Friday, November 8, 2019

There Are Bugs In My What? Everyday Items Made With Insects

It’s not fun to think about, but bugs are everywhere. You may think they’re just confined to backyards and other outdoorsy areas or even find the occasional creepy-crawler in your home, but they’re more present than that. Take mac and cheese, for example. It’s a classic comfort food — but every box is home to hundreds of insect fragments. Got a favorite red lipstick? There are most likely bugs in that, too. We hate to ruin pizza for you, but a classic slice can have several bug parts in the sauce alone. 

While it might make you cringe, the U.S. Food and Drug Administration has deemed these products totally safe due to the fact that some ingredients are grown, harvested or processed where there are just too many bugs to control. If you’ve got a strong stomach or are just curious to find out exactly how much bugs are allowed in your everyday items, read on. 

Tomato Sauce 

If you like a saucy spaghetti or a slice of pizza, here’s some bad news for you: the FDA allows an average of 30 or more fly eggs per 100 grams of your favorite tomato sauce. And it’s not just tomato sauce — canned tomatoes, tomato paste, ketchup and tomato juice can be made with fly and maggot parts and still be considered safe. Sounds delicious, right? 

Peanut Butter 

What’s better than a classic PB&J? Maybe a PB&J without insect fragments. Unfortunately, a 16-ounce jar of peanut butter can have up to 136 insect parts — we’re talking heads, wings, legs and bodies — before it’s deemed contaminated. 

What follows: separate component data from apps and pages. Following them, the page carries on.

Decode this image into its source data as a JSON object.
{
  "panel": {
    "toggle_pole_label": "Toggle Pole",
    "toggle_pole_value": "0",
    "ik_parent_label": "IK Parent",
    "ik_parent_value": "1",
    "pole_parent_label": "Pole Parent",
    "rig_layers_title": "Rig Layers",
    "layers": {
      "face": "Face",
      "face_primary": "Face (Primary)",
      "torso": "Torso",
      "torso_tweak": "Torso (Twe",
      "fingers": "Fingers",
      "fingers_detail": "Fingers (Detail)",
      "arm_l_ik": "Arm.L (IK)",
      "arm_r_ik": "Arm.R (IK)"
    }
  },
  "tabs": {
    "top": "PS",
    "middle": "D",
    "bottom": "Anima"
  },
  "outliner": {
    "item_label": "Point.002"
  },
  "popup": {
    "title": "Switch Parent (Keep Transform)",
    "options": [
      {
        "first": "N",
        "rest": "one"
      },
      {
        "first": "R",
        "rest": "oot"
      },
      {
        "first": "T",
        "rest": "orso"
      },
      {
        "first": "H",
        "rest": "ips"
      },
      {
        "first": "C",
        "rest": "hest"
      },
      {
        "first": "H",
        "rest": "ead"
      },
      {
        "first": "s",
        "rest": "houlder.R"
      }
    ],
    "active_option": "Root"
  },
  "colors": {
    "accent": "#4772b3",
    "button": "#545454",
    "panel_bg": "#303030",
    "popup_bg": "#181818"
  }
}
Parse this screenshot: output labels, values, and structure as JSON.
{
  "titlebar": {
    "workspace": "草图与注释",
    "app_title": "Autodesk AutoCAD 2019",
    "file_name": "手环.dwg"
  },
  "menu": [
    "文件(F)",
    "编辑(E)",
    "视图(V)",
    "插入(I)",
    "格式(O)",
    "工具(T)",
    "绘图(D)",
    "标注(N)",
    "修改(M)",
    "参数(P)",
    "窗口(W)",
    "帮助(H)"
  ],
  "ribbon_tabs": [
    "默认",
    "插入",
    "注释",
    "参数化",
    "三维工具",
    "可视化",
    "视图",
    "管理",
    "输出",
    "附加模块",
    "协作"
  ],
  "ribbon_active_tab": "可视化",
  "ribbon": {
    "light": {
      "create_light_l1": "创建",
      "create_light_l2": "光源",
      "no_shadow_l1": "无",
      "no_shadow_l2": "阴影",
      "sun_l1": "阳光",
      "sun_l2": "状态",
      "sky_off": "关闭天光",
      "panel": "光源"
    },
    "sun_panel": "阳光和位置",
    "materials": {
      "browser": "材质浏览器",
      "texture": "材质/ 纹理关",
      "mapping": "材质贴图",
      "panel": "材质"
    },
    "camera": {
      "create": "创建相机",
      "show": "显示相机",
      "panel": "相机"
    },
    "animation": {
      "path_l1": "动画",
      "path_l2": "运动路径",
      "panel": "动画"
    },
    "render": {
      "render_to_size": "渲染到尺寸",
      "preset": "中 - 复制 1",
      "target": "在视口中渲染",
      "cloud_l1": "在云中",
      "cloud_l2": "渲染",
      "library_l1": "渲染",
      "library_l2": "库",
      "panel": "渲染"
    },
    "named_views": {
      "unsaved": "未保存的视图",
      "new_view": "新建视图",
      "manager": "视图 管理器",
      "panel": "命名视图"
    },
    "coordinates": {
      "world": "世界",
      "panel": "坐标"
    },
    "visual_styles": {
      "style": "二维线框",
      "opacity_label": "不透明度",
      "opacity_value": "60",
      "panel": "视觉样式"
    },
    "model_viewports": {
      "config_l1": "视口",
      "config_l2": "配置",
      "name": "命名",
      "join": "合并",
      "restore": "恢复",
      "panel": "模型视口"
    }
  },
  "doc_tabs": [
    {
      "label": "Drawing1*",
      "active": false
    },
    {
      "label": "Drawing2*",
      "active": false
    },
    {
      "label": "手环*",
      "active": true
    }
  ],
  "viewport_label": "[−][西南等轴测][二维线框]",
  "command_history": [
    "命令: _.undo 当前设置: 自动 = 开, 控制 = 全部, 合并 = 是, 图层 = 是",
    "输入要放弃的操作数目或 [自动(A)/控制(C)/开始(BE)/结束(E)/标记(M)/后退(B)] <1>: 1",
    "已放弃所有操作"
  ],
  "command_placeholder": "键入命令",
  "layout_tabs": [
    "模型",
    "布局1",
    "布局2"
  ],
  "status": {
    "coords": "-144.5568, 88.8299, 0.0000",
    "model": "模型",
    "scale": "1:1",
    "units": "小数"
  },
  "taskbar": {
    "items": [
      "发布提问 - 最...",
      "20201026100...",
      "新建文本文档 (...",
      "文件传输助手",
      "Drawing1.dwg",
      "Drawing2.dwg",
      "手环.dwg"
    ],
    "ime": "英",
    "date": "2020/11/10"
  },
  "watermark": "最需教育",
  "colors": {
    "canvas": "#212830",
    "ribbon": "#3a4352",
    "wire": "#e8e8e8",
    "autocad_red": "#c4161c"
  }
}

Red Lipstick

Unlike some food items, red lipstick is one of the products where bugs are used on purpose. Dead cochineal bugs are crushed, releasing a vibrant red hue to be mixed into lipsticks, blushes and even some food items like strawberry yogurt. You’ll know these critters are in your products if you see cochineal extract, crimson lake, carmine lake or natural red 4 on the ingredient list. 

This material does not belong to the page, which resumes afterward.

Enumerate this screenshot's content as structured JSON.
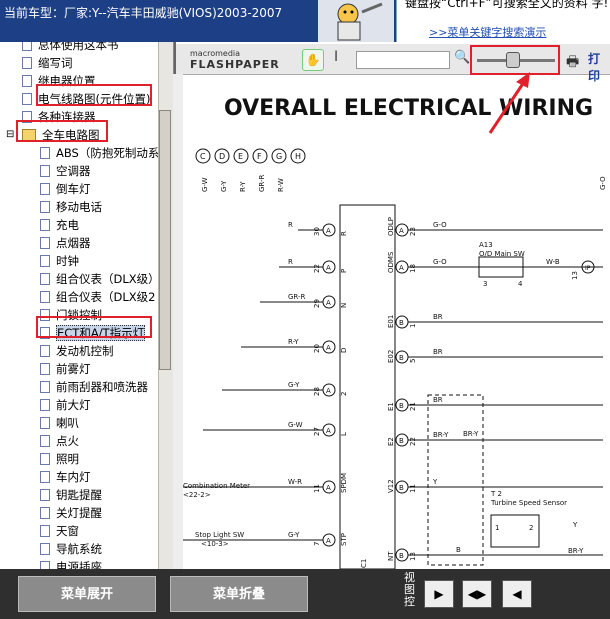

Glazed Candies

Anyone with a sweet tooth should be on the lookout for confectioner’s glaze. Made from the excreted resin of the lac bug, it’s used on candies like Junior Mints, malt balls, candy corn and jelly beans to give them that classic shiny finish — and it turns out candy isn’t its only use. You can also find this shellac as a wood finish, primer and as the coating on most pharmaceutical pills. 

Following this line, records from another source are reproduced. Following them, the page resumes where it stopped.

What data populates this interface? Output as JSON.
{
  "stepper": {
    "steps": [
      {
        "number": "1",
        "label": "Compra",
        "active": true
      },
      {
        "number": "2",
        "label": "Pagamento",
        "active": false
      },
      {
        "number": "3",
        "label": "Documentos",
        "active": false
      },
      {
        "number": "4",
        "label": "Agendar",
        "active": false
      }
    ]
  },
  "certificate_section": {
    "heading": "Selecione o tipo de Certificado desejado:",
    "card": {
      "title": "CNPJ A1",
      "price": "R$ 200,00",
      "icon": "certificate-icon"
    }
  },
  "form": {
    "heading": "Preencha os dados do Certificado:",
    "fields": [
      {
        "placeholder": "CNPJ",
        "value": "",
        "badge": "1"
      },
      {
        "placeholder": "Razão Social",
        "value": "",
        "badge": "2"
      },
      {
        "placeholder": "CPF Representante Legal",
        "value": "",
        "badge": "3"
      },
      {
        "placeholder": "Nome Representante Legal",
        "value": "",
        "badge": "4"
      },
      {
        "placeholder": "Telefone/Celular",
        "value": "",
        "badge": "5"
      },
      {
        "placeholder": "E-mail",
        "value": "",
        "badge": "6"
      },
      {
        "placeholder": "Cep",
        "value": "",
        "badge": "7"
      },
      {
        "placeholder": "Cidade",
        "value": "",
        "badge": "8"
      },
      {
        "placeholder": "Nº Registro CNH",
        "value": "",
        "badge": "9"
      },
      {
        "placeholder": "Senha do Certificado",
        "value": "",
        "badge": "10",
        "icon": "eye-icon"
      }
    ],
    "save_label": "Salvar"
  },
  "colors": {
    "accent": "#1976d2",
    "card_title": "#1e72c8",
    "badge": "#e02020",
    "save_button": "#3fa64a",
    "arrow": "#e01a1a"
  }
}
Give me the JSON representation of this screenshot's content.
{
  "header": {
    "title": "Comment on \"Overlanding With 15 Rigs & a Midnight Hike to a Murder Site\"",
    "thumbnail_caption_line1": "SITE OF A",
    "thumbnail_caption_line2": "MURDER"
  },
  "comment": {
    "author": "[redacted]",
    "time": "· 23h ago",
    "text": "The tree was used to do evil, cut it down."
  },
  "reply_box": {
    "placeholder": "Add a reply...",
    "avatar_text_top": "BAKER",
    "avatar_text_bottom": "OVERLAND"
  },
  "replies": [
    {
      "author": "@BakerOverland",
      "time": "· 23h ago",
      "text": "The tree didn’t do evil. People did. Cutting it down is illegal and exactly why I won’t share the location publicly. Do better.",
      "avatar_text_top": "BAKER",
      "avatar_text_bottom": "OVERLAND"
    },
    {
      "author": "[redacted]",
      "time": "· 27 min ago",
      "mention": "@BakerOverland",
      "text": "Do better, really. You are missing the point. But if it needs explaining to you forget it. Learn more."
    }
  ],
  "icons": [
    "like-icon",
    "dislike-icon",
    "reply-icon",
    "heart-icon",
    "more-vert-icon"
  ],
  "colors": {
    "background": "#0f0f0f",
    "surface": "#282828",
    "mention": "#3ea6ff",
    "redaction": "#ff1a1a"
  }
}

This may come as bad news for pasta lovers, but the FDA allows an average of 225 insect fragments or more per 225 grams of pasta (one bug bit per gram!) — but pasta itself isn’t the culprit. It’s the wheat. In the process of turning wheat kernels into wheat flour for pasta (or bread or pizza), the FDA allows 32 or more insect-damaged kernels per 100 grams and an average of 75 or more insect fragments per 50 grams. 

Seasonings and Spices

No meal is complete without a sprinkle of seasoning and spices — and a dash of insect wings? Ground cinnamon can have an average of 400 or more insect fragments per 50 grams, ground oregano can have an average of 1250 or more insect fragments per 10 grams and ground pepper can have an average of 475 or more insect fragments per 50 grams. Bon appetit! 

Give Us a Call 
We can’t control how many bugs are in your household items, but we can help you control any bugs that might be in or around your home. If you’ve got pests, give Arrow a call today!